==== Data for review

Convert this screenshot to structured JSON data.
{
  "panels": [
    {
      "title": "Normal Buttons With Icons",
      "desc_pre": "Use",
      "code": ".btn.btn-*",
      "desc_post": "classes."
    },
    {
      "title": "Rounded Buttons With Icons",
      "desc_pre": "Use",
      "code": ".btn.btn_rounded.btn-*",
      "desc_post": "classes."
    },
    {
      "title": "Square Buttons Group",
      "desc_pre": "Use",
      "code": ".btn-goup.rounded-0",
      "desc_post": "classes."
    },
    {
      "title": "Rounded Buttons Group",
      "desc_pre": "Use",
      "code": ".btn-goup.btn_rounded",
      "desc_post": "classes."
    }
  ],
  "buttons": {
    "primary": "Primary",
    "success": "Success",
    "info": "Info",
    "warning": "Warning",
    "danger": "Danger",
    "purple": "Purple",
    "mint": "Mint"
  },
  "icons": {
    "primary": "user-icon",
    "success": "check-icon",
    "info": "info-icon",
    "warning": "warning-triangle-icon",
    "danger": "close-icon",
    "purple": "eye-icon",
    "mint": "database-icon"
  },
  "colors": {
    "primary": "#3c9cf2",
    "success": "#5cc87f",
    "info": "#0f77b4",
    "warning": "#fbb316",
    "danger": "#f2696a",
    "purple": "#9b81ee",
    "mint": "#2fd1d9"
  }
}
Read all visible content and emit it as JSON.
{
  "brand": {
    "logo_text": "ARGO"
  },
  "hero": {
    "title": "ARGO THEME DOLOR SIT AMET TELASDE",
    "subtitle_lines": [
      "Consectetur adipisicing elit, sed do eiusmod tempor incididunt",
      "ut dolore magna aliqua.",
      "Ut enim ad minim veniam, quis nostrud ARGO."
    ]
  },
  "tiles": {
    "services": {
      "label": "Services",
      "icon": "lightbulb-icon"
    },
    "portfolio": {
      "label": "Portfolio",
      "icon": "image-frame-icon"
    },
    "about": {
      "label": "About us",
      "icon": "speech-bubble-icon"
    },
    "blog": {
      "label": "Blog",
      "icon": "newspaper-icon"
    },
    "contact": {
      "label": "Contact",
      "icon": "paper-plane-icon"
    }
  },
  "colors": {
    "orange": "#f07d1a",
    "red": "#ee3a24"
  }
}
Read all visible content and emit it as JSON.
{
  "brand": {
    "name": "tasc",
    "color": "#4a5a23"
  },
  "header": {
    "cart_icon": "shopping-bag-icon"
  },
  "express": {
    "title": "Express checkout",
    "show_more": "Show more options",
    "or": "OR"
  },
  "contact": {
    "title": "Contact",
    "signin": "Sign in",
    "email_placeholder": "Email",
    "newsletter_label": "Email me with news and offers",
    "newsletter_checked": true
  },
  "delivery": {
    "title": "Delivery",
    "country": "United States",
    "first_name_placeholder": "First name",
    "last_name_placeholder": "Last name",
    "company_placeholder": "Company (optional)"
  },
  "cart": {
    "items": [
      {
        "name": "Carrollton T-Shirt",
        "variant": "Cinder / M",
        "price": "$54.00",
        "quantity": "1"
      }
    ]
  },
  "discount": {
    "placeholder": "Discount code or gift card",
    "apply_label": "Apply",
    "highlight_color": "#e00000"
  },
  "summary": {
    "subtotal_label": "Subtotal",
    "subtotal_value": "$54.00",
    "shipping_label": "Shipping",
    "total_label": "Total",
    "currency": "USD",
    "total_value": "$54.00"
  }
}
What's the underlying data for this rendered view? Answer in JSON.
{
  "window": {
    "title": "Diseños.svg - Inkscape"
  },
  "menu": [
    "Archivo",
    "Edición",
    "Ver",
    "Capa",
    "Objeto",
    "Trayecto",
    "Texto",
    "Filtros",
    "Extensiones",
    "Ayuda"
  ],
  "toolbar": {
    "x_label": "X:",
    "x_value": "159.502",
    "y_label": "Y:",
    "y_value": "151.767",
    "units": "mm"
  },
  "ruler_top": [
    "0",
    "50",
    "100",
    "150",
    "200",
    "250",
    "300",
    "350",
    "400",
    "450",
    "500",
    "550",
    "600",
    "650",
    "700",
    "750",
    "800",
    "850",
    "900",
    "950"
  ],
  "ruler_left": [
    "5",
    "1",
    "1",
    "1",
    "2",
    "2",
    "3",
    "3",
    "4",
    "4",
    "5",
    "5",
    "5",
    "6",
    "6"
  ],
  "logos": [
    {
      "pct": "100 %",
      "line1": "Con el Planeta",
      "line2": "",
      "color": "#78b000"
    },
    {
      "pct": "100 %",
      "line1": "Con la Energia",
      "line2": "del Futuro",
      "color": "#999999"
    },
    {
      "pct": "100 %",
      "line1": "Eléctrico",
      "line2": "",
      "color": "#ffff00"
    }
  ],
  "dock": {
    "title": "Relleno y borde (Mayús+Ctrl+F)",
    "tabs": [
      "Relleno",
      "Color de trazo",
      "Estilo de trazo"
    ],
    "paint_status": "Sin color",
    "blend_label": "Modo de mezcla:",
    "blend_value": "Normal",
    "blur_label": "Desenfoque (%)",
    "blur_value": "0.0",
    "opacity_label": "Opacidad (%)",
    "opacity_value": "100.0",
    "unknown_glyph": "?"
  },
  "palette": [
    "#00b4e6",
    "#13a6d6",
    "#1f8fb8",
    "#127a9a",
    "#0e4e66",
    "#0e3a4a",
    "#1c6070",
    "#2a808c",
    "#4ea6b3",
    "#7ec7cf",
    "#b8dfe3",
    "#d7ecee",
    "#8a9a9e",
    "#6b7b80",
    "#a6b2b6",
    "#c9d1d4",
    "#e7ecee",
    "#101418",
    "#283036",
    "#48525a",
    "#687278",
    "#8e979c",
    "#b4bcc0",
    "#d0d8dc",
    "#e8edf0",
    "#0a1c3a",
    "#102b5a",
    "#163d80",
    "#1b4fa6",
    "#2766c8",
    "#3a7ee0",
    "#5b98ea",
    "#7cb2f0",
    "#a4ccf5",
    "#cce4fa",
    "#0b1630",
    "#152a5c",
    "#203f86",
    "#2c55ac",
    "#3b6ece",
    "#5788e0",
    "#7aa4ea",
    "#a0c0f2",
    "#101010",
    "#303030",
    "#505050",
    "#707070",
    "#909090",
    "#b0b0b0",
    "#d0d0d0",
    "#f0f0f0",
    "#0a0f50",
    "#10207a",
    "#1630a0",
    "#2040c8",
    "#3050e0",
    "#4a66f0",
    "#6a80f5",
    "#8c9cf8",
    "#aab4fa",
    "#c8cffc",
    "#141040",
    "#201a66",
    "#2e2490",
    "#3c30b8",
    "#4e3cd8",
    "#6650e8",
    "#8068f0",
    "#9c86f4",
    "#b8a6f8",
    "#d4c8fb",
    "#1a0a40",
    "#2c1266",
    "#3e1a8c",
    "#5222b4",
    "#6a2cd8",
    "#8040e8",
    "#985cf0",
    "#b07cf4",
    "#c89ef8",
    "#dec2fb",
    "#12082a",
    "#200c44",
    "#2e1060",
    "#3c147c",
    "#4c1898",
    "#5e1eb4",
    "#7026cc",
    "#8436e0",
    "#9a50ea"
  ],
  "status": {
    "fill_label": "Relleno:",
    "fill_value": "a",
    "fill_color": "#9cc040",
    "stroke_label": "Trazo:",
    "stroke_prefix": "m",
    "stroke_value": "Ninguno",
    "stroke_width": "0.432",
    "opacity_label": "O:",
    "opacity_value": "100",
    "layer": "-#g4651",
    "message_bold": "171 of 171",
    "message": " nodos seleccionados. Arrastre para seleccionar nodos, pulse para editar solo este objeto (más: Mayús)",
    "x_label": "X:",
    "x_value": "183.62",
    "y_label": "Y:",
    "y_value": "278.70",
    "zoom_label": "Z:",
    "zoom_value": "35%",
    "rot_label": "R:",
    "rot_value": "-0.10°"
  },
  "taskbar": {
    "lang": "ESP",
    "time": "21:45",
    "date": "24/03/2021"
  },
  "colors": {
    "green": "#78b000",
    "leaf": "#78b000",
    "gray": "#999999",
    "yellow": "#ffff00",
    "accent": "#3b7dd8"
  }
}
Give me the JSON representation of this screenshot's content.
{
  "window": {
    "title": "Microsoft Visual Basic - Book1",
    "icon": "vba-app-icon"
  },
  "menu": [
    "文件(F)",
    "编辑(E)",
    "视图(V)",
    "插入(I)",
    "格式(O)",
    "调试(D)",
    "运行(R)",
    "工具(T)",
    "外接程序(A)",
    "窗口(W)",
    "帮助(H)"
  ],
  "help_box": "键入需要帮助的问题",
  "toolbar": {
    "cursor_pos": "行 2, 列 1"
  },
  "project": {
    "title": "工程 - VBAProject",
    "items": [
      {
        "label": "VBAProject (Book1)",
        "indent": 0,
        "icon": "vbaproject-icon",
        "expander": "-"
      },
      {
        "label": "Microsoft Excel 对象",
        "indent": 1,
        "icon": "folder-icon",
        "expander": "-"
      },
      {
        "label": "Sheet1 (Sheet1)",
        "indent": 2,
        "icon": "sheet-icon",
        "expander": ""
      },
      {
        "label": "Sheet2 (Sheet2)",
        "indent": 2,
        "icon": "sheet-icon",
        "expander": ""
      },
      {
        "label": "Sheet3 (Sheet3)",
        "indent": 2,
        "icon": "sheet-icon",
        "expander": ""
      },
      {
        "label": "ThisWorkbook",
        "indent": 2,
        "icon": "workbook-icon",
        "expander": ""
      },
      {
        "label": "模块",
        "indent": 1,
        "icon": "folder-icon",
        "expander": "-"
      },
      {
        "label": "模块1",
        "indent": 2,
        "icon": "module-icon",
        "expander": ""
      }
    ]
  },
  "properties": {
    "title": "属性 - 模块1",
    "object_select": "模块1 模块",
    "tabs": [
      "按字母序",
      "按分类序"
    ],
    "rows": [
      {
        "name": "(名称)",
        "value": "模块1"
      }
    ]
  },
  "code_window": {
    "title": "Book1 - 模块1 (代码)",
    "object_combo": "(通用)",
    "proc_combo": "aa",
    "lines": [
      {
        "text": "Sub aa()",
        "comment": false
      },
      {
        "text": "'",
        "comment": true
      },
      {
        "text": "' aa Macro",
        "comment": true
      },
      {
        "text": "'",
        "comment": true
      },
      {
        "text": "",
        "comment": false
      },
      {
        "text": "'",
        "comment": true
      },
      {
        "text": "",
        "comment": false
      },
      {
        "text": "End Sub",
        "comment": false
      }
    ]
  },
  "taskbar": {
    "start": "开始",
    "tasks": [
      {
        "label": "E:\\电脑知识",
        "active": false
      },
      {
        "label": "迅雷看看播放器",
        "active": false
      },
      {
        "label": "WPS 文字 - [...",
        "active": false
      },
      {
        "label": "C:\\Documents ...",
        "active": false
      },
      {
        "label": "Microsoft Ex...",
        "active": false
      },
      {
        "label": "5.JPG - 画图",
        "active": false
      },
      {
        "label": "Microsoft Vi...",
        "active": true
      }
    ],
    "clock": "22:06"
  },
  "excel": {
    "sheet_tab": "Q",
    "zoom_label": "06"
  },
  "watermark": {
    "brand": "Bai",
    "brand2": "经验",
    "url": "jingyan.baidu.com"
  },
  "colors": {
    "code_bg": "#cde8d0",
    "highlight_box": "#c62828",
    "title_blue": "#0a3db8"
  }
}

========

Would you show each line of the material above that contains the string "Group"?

__Response__:
      "title": "Square Buttons Group",
      "title": "Rounded Buttons Group",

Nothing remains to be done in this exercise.